## Problem
Scan the following material for the string "name" and copy each line in which it appears.

=== Begin Enclosure ===

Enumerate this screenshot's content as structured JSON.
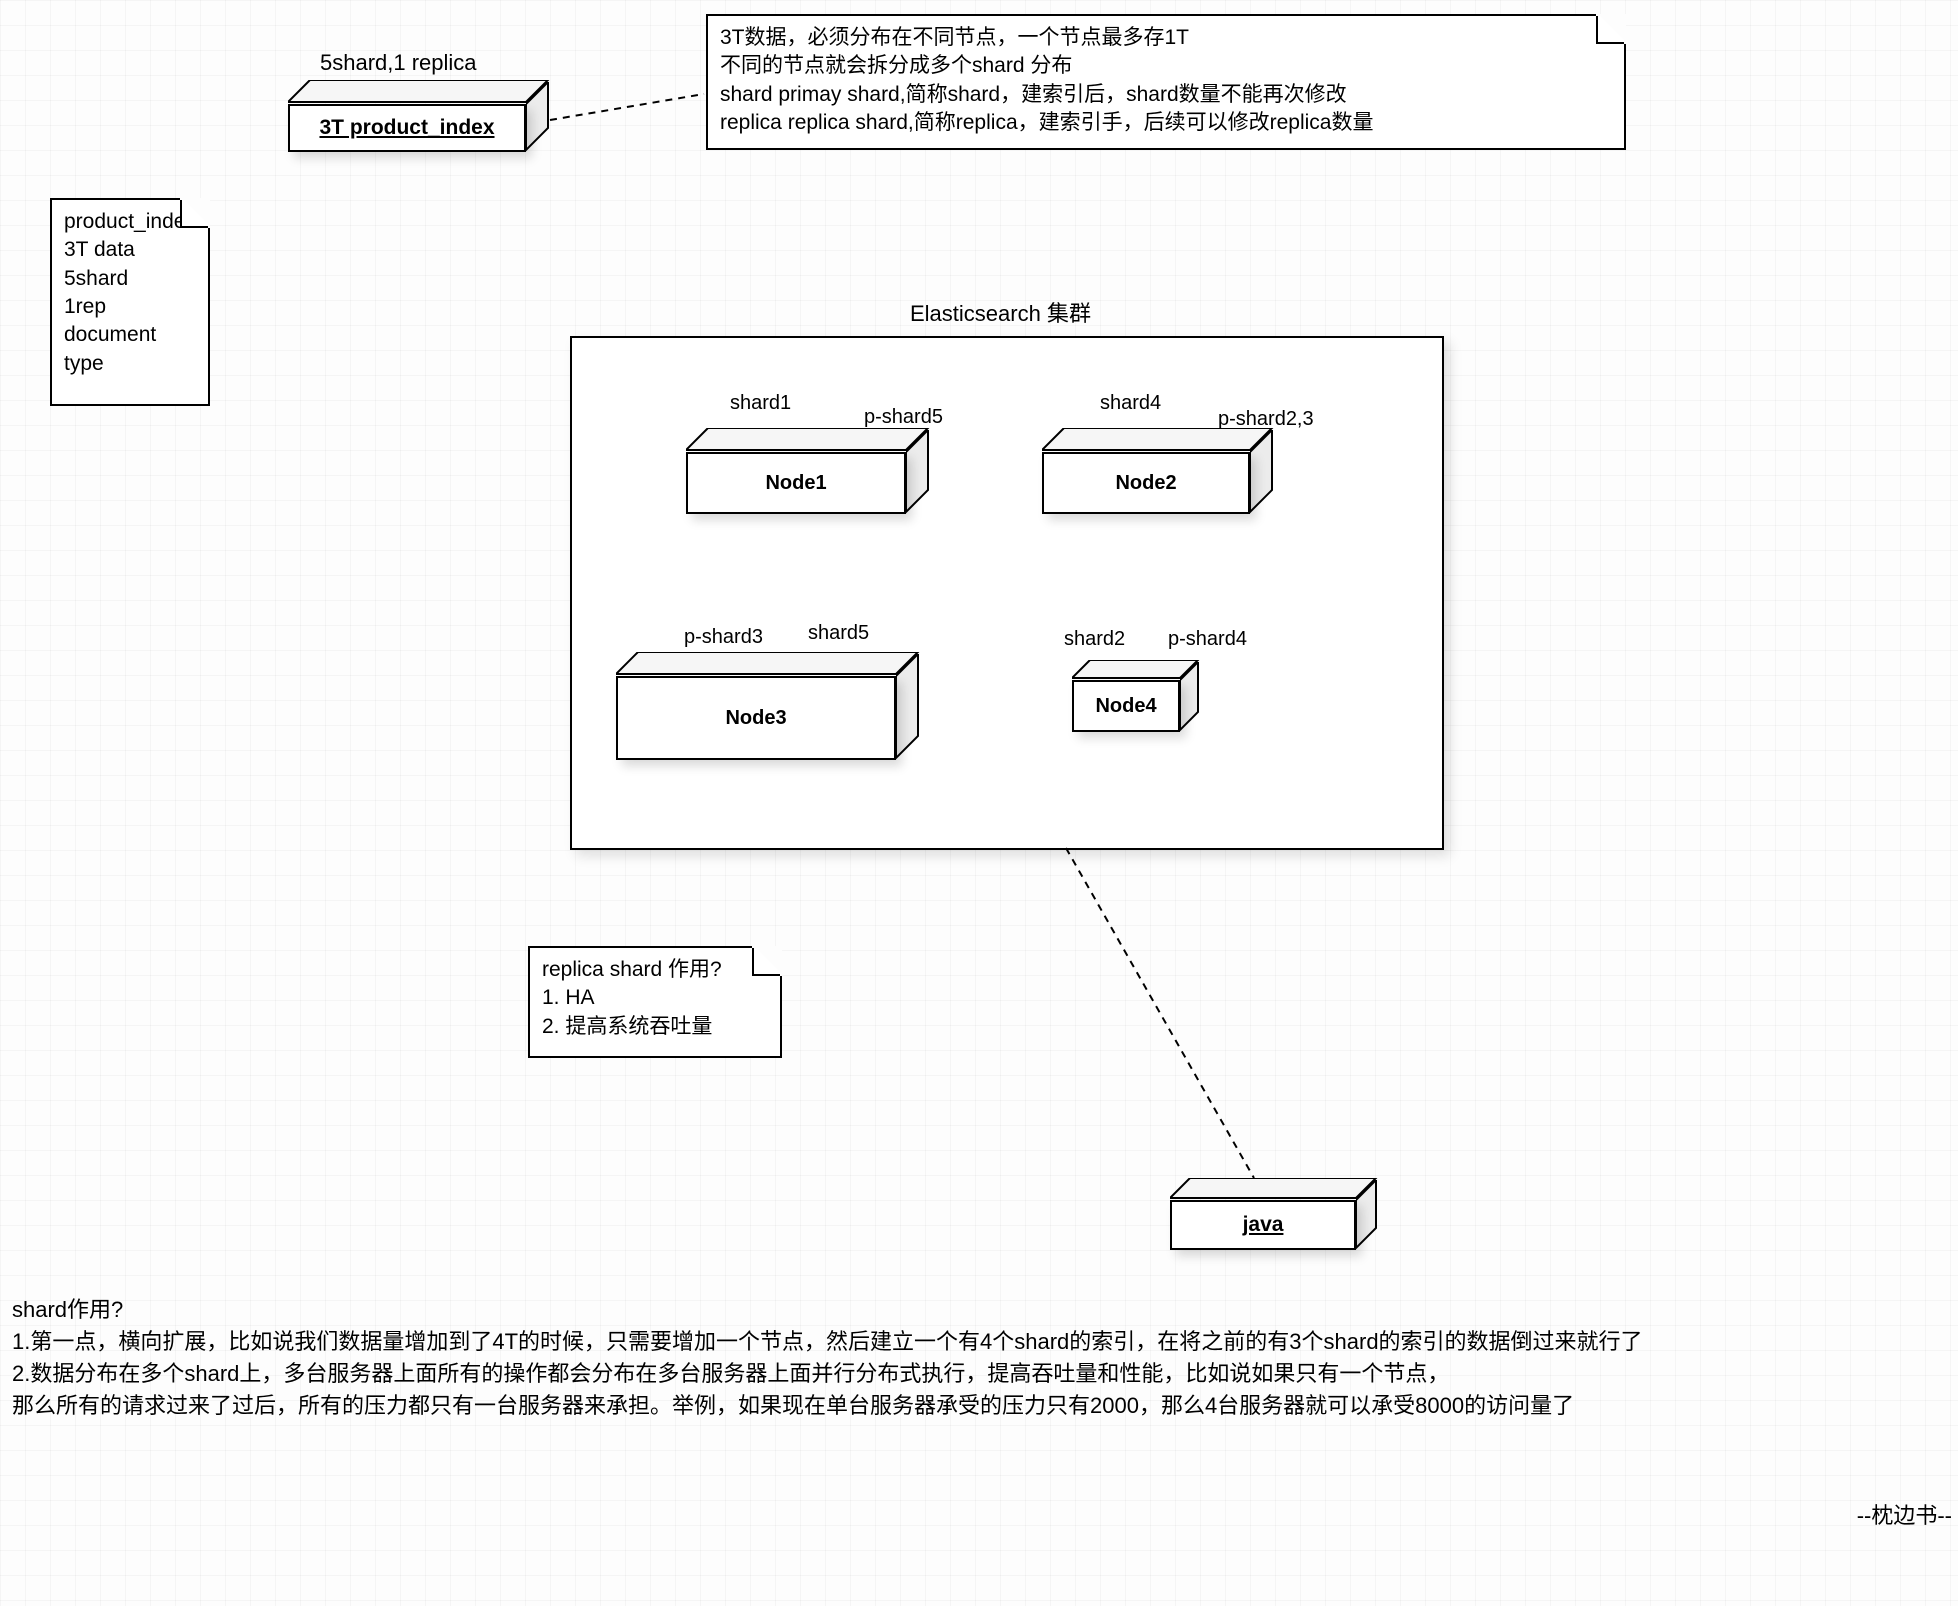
{
  "index_box": {
    "label": "3T product_index",
    "caption": "5shard,1 replica"
  },
  "top_note": {
    "l1": "3T数据，必须分布在不同节点，一个节点最多存1T",
    "l2": "不同的节点就会拆分成多个shard 分布",
    "l3": "shard primay shard,简称shard，建索引后，shard数量不能再次修改",
    "l4": "replica replica shard,简称replica，建索引手，后续可以修改replica数量"
  },
  "left_note": {
    "l1": "product_index",
    "l2": "3T data",
    "l3": "5shard",
    "l4": "1rep",
    "l5": "document",
    "l6": "type"
  },
  "cluster": {
    "title": "Elasticsearch 集群",
    "nodes": {
      "n1": {
        "name": "Node1",
        "top_left": "shard1",
        "top_right": "p-shard5"
      },
      "n2": {
        "name": "Node2",
        "top_left": "shard4",
        "top_right": "p-shard2,3"
      },
      "n3": {
        "name": "Node3",
        "top_left": "p-shard3",
        "top_right": "shard5"
      },
      "n4": {
        "name": "Node4",
        "top_left": "shard2",
        "top_right": "p-shard4"
      }
    }
  },
  "replica_note": {
    "l1": "replica shard 作用?",
    "l2": "1. HA",
    "l3": "2. 提高系统吞吐量"
  },
  "java_box": {
    "label": "java"
  },
  "bottom_text": {
    "l1": "shard作用?",
    "l2": "1.第一点，横向扩展，比如说我们数据量增加到了4T的时候，只需要增加一个节点，然后建立一个有4个shard的索引，在将之前的有3个shard的索引的数据倒过来就行了",
    "l3": "2.数据分布在多个shard上，多台服务器上面所有的操作都会分布在多台服务器上面并行分布式执行，提高吞吐量和性能，比如说如果只有一个节点，",
    "l4": "那么所有的请求过来了过后，所有的压力都只有一台服务器来承担。举例，如果现在单台服务器承受的压力只有2000，那么4台服务器就可以承受8000的访问量了"
  },
  "signature": "--枕边书--"
}
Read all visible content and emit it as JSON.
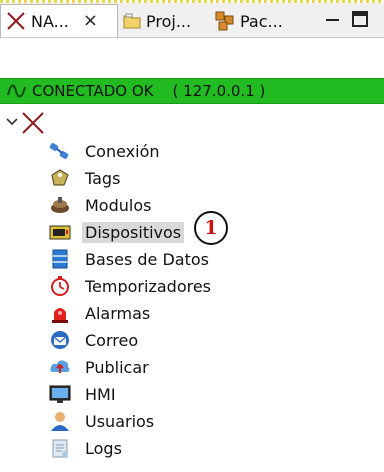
{
  "tabs": [
    {
      "label": "NA...",
      "close": "×",
      "icon": "x-icon",
      "active": true
    },
    {
      "label": "Proj...",
      "icon": "folder-icon",
      "active": false
    },
    {
      "label": "Pac...",
      "icon": "packages-icon",
      "active": false
    }
  ],
  "window_controls": {
    "minimize": "minimize-icon",
    "maximize": "maximize-icon"
  },
  "status": {
    "text": "CONECTADO OK    ( 127.0.0.1 )",
    "icon": "connection-wave-icon",
    "color": "#22bb22"
  },
  "tree": {
    "root_icon": "x-icon",
    "items": [
      {
        "label": "Conexión",
        "icon": "connection-plugs-icon"
      },
      {
        "label": "Tags",
        "icon": "tag-icon"
      },
      {
        "label": "Modulos",
        "icon": "module-icon"
      },
      {
        "label": "Dispositivos",
        "icon": "device-icon",
        "selected": true
      },
      {
        "label": "Bases de Datos",
        "icon": "database-icon"
      },
      {
        "label": "Temporizadores",
        "icon": "timer-icon"
      },
      {
        "label": "Alarmas",
        "icon": "alarm-icon"
      },
      {
        "label": "Correo",
        "icon": "mail-icon"
      },
      {
        "label": "Publicar",
        "icon": "publish-cloud-icon"
      },
      {
        "label": "HMI",
        "icon": "monitor-icon"
      },
      {
        "label": "Usuarios",
        "icon": "user-icon"
      },
      {
        "label": "Logs",
        "icon": "logs-icon"
      }
    ]
  },
  "callout": {
    "number": "1"
  }
}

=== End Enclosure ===

## Task output
        "name": "Node1",
        "name": "Node2",
        "name": "Node3",
        "name": "Node4",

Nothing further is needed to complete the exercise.